My advice for these dog days of summer is to grab a cool beverage, get in front of a fan, and just veg to Private Wars. This is the perfect music for days when any unnecessary work isn't worth the effort and you just let yourself be lazy.
Zrazy is duo made up of vocalist Maria Walsh and saxophonist Carole Nelson. They hail from Ireland but you wouldn't necessarily know it from listening to them as the Irish influences on display are hardly excessive or even up front. This music has a jazz vocal vibe with a bit of contemporary pop coloring added in for good measure. Walsh’s vocals are always beautiful as they range from sultry on "Ecstasy" to bitter on "Remember (That You Did it First with Me)" to melancholy on "I Just Like to Drink Alone." Nelson presents highly melodic work that is quite soothing. Fans of smooth jazz will find a lot to like with her work and so will those, like myself, whose tastes run in a different way since the whole package is just so enjoyable. The three supporting musicians all leave a mark as well. Myles Drennan’s piano between the main counterbalance to Walsh on more than one track while bassist Geraint Roberts and drummer Andrew Bold are a tasteful rhythm section that knows how excel by staying in the background and complementing the other three players. Roberts' brief solo in the midst of a cover of "God Bless the Child" is very brief but also quite impressive with its lyricism and probably one of the highlights of this recording.

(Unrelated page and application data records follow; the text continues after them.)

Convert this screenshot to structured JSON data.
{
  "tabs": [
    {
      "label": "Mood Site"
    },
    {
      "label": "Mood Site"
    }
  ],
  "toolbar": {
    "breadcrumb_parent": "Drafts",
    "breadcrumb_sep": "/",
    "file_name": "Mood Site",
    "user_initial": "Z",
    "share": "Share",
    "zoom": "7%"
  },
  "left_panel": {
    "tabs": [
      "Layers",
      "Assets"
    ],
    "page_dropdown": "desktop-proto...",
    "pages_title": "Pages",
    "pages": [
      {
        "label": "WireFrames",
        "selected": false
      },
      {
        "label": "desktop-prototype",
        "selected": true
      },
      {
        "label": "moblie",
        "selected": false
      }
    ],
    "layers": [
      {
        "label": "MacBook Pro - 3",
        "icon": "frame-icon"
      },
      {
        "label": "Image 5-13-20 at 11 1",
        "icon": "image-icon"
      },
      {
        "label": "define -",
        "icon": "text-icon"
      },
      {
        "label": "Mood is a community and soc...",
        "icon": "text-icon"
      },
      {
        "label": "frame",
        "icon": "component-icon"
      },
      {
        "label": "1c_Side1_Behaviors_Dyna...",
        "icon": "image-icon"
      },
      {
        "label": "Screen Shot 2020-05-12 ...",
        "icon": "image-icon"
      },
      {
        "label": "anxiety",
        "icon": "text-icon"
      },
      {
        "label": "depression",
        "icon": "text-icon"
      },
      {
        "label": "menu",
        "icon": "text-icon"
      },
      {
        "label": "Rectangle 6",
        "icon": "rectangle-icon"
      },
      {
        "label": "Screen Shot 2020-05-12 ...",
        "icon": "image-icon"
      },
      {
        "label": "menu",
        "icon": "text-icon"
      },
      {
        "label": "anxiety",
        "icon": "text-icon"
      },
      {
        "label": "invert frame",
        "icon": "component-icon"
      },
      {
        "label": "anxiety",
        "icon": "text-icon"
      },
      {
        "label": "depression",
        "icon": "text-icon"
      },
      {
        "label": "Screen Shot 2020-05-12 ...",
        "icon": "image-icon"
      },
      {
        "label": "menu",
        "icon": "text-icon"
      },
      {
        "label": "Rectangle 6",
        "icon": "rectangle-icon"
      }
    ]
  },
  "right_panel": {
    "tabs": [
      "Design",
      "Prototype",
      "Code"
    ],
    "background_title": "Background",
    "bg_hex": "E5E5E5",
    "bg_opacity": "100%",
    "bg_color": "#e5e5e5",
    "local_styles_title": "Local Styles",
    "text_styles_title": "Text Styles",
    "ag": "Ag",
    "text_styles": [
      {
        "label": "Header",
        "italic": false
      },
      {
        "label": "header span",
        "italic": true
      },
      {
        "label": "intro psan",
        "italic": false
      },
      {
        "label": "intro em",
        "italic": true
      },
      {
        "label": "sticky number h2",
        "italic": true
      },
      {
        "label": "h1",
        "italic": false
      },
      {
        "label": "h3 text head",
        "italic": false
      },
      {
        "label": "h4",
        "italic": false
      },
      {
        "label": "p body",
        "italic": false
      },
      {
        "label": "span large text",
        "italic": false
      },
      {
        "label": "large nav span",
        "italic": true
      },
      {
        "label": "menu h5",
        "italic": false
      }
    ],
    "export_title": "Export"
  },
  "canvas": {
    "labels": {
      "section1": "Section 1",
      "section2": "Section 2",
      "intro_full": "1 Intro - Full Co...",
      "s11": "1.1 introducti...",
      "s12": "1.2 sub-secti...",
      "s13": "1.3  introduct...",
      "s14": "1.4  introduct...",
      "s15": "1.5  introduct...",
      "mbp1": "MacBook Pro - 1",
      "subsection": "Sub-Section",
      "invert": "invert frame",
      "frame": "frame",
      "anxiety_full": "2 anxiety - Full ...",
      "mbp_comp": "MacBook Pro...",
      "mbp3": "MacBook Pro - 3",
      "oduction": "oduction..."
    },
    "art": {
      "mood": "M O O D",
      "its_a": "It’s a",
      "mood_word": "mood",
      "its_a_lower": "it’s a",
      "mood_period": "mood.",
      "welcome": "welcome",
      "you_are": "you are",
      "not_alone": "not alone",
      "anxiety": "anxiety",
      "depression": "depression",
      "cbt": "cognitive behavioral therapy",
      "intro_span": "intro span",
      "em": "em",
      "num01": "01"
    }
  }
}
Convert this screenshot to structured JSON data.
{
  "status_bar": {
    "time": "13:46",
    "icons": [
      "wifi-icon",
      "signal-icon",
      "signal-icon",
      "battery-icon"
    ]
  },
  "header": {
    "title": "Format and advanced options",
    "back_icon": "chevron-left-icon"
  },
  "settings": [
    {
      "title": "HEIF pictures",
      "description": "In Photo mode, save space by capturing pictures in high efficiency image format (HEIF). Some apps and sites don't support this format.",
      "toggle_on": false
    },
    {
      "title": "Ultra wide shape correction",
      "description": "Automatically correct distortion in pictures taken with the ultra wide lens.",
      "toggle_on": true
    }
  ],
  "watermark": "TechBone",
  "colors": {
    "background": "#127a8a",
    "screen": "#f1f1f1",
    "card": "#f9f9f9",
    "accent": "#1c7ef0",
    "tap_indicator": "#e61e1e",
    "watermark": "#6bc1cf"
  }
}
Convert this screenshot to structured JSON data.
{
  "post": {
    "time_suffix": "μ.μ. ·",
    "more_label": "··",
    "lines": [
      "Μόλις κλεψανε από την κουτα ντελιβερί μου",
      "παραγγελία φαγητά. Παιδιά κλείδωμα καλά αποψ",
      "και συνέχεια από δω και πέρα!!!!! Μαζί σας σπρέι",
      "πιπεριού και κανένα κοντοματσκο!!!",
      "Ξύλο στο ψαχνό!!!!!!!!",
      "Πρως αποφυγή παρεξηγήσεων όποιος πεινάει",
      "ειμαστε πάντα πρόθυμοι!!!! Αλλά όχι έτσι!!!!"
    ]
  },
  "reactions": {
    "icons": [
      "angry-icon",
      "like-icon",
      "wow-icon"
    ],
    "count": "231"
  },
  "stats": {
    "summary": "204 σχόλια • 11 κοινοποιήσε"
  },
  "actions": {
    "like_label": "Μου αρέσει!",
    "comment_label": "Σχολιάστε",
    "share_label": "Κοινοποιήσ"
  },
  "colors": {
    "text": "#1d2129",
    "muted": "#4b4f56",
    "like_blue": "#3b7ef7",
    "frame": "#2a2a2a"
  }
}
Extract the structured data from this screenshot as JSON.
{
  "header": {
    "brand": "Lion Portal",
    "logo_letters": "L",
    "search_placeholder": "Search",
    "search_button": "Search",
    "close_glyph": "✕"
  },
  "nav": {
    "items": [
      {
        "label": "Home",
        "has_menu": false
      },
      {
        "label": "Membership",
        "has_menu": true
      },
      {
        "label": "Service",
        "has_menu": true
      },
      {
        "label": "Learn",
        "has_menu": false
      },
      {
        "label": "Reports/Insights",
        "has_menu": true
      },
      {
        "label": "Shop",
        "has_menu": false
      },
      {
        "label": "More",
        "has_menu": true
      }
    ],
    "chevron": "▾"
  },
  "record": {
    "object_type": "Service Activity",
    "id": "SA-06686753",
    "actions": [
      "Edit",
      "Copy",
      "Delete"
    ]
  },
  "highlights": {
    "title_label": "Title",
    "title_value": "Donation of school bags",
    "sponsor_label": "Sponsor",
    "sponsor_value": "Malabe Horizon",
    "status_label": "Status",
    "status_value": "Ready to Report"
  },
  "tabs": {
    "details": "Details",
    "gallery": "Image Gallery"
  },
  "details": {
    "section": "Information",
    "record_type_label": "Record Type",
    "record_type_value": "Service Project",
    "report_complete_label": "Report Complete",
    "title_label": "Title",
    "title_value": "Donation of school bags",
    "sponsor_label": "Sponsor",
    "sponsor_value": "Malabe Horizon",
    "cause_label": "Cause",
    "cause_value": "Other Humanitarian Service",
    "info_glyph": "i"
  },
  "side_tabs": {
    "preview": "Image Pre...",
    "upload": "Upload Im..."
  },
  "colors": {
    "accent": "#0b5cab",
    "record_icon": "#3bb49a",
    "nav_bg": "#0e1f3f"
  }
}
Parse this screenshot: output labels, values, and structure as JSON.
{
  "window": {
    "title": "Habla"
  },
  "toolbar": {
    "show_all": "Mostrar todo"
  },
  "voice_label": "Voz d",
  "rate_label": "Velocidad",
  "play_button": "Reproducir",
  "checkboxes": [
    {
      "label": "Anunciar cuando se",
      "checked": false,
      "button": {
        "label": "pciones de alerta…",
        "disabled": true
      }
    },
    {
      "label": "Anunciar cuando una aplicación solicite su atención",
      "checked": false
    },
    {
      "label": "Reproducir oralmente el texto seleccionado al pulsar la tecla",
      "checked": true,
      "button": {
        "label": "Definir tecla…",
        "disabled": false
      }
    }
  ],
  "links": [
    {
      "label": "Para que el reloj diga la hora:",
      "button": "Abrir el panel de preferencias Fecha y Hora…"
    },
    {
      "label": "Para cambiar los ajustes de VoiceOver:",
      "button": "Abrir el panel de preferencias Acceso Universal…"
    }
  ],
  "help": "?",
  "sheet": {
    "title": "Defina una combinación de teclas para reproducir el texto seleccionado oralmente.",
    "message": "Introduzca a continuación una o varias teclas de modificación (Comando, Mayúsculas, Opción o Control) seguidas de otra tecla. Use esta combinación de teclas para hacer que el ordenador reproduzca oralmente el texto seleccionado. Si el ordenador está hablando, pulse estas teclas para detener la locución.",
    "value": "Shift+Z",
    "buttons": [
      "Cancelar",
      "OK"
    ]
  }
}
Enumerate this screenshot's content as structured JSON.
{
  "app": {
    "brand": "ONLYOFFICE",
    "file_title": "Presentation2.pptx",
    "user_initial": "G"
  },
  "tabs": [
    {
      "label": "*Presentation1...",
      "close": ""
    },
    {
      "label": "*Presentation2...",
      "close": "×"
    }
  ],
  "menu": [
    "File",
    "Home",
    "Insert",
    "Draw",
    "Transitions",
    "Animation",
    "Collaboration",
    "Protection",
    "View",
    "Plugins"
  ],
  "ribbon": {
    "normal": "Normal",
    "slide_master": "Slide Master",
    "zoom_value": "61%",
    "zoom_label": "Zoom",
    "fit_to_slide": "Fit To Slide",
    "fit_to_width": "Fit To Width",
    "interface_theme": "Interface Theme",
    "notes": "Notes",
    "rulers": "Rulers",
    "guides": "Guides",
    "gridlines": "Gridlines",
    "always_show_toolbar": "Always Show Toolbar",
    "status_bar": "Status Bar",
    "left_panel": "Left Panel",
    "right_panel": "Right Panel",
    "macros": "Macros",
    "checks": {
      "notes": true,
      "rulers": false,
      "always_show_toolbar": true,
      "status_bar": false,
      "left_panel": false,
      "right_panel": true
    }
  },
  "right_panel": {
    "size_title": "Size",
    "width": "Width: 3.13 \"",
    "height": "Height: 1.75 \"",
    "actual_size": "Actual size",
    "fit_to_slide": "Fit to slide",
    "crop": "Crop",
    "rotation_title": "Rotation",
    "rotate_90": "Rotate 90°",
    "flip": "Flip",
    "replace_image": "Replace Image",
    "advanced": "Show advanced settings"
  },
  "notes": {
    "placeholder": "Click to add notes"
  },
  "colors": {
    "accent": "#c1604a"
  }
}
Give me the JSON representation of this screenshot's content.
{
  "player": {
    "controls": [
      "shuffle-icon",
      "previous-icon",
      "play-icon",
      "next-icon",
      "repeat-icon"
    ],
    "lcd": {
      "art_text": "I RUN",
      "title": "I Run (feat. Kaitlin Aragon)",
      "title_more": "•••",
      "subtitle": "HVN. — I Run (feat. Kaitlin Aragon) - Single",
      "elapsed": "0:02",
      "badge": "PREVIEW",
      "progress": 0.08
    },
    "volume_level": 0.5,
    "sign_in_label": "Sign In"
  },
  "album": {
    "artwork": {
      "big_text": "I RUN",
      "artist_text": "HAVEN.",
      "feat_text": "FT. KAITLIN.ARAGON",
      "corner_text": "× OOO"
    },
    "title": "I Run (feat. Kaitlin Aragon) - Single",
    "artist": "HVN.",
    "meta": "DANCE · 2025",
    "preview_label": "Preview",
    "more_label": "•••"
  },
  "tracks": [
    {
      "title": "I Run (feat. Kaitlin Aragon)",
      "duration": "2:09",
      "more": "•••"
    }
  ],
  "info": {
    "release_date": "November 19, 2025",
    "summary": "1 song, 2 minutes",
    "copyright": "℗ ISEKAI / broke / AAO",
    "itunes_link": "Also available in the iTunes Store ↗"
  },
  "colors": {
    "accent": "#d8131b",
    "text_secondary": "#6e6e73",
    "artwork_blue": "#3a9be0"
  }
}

This is not just vapid music, however. Walsh and Nelson are both open lesbians and this shine through in the music, if you want it to. The title cut could be about a relationship gone bad and full of conflict but, just as many blues tunes with a similar themes were really meditations on race and racism, it could be a discussion of the conflict how about issues like sexuality can create. Similarly, the less than two minute long "Poem" covers how people abuse others while themselves being abused on both the personal and societal levels. Walsh’s vocals here are quite evocative and are the greatest moment on the already excellent Private Wars.